Addis: Home Away From Home
By Eve Zibart
Washington Post Staff Writer
Friday, Jan. 12, 2007
What gives a fledgling mom-and-pop restaurant a healthy start? Good genes. All new chefs call home for advice, after all, and when grandma's secret recipes are already restaurant-tested and some of the spices packed up like a college freshman's emergency rations, the food is bound to taste like home -- no matter how far away that really is.
Gaithersburg's snug Addis Cafe, an Ethiopian eatery and mini-market that opened over the summer, is the first commercial venture for owners Jonas and Naomi Todd, but Naomi's family has been in the business a long time (her father owned a coffee-roasting business in Addis Ababa, and an aunt has a restaurant in Las Vegas). And she points to containers for sale of mitmita, a dry, rust-colored mix of ground chilies, cardamom and coarse salt used to flavor kitfo, the Ethiopian steak tartare, which her family packages.
The fare is not the only family-style aspect of the Todds' design. Despite its strip-mall location (in the same square as FedEx and Hudson Bay Outfitters) and limited space, Addis Cafe feels more like someone's living room, with overstuffed leather chairs up front and a sofa in the back where customers, and kids, are encouraged to relax. Paintings by local artists (painter Solomon Asfaw through January) are for sale, and a few bright scarves join the sacks of coffee and spices for sale on the shelves.
But the food is the draw, and Jonas, who has taken on head chef duties while Naomi greets and serves, has taken grandma's recipes to heart. The vegetable dishes are distinct and flavorful: The red lentils are cooked through but not pasty, which makes a nice contrast to the pureed yellow split peas, and the collard greens are the best version a homesick Southern girl could want (second most comforting: the potato, cabbage and carrot stew).

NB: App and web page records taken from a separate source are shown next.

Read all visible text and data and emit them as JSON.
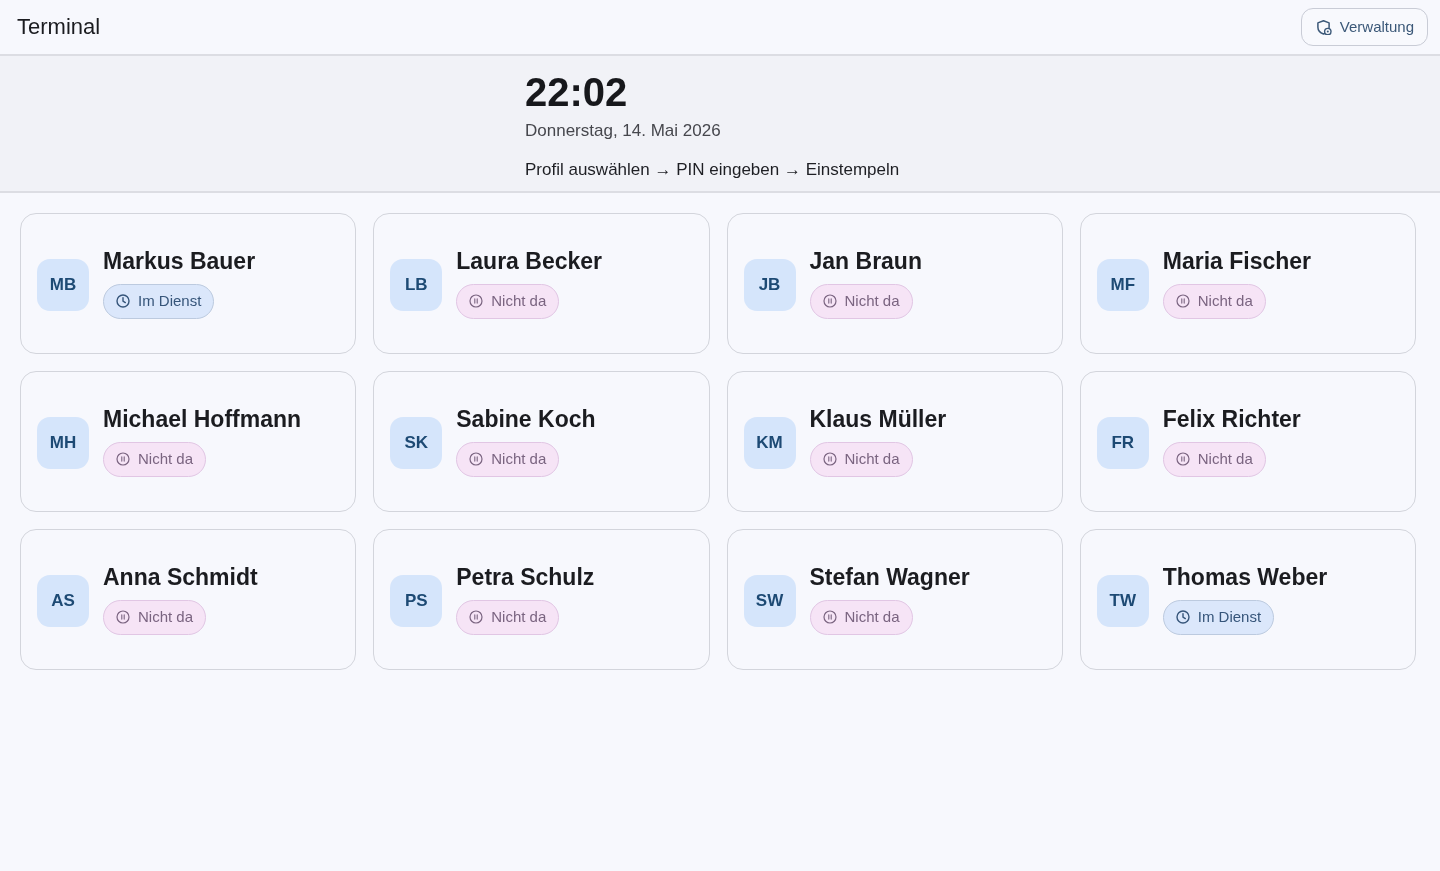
{
  "header": {
    "title": "Terminal",
    "admin_button": "Verwaltung"
  },
  "hero": {
    "time": "22:02",
    "date": "Donnerstag, 14. Mai 2026",
    "instructions": "Profil auswählen → PIN eingeben → Einstempeln"
  },
  "employees": [
    {
      "initials": "MB",
      "name": "Markus Bauer",
      "status": {
        "kind": "on_duty",
        "label": "Im Dienst"
      }
    },
    {
      "initials": "LB",
      "name": "Laura Becker",
      "status": {
        "kind": "absent",
        "label": "Nicht da"
      }
    },
    {
      "initials": "JB",
      "name": "Jan Braun",
      "status": {
        "kind": "absent",
        "label": "Nicht da"
      }
    },
    {
      "initials": "MF",
      "name": "Maria Fischer",
      "status": {
        "kind": "absent",
        "label": "Nicht da"
      }
    },
    {
      "initials": "MH",
      "name": "Michael Hoffmann",
      "status": {
        "kind": "absent",
        "label": "Nicht da"
      }
    },
    {
      "initials": "SK",
      "name": "Sabine Koch",
      "status": {
        "kind": "absent",
        "label": "Nicht da"
      }
    },
    {
      "initials": "KM",
      "name": "Klaus Müller",
      "status": {
        "kind": "absent",
        "label": "Nicht da"
      }
    },
    {
      "initials": "FR",
      "name": "Felix Richter",
      "status": {
        "kind": "absent",
        "label": "Nicht da"
      }
    },
    {
      "initials": "AS",
      "name": "Anna Schmidt",
      "status": {
        "kind": "absent",
        "label": "Nicht da"
      }
    },
    {
      "initials": "PS",
      "name": "Petra Schulz",
      "status": {
        "kind": "absent",
        "label": "Nicht da"
      }
    },
    {
      "initials": "SW",
      "name": "Stefan Wagner",
      "status": {
        "kind": "absent",
        "label": "Nicht da"
      }
    },
    {
      "initials": "TW",
      "name": "Thomas Weber",
      "status": {
        "kind": "on_duty",
        "label": "Im Dienst"
      }
    }
  ]
}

The tibs, small strip-cut meat (sometimes lamb, but here beef) in a spicy sauce, is tender and without a trace of the grittiness that carelessly prepared sauces can carry. Tibs can be ordered as a sandwich, which is likely to become a legend among area students and workers.
The kitfo, which is available only Friday through Sunday, is superb: entirely lean, chili-spiced to order and with far more true beef flavor than the typical version, a testament to its prime-quality origins. (Sadly, the Todds generally serve it cooked, to avoid customer unease, but press for it as rare as you can get it. And like the tibs, it can be ordered more or less spicy.) Doro wat, Ethiopia's unofficial signature dish that resembles a culinary chicken-and-egg joke because each serving includes a hard-boiled egg and (usually) a drumstick, is also available only on weekends. (The Todds are gradually expanding their business so they don't overextend, a frequent danger for small kitchens.) The dish is good, too, especially the thick sauce of onions and berbere sauce (chili and brown spices) cooked nearly to a crimson cream and arguably the best part of the meal.
The menu is short, although the veggie combo includes the lentils, peas, potatoes and cabbage, collards and a pleasant chopped salad palate cleanser, so you can cherry-pick from those if you prefer. (Vegans need only ask for the homemade cheese to be left off.) The injera, made daily in Silver Spring, is light and lightly sour; the pile of packages of the large rounds is constantly being diminished by customers who also raid the pastry counter.
Servings are not so modest as their prices might suggest -- the veggie combo, served on an injera-draped tray, is $8.15, and even the generous mound of kitfo is only $12 -- and two of you will be hard-pressed to clean the platter. On the other hand, don't push yourself: Leftover injera, popped in the microwave, is a treat and still makes the best blini base for any last holiday caviar.
Addis Cafe's other big draw is coffee -- strong, aromatic Ethiopian coffee, the beans roasted locally and made in an espresso-style machine. Famous-name coffee will never seem the same.
As yet the Todds have no beer or wine license; there's a cooler with sodas, juices and tea.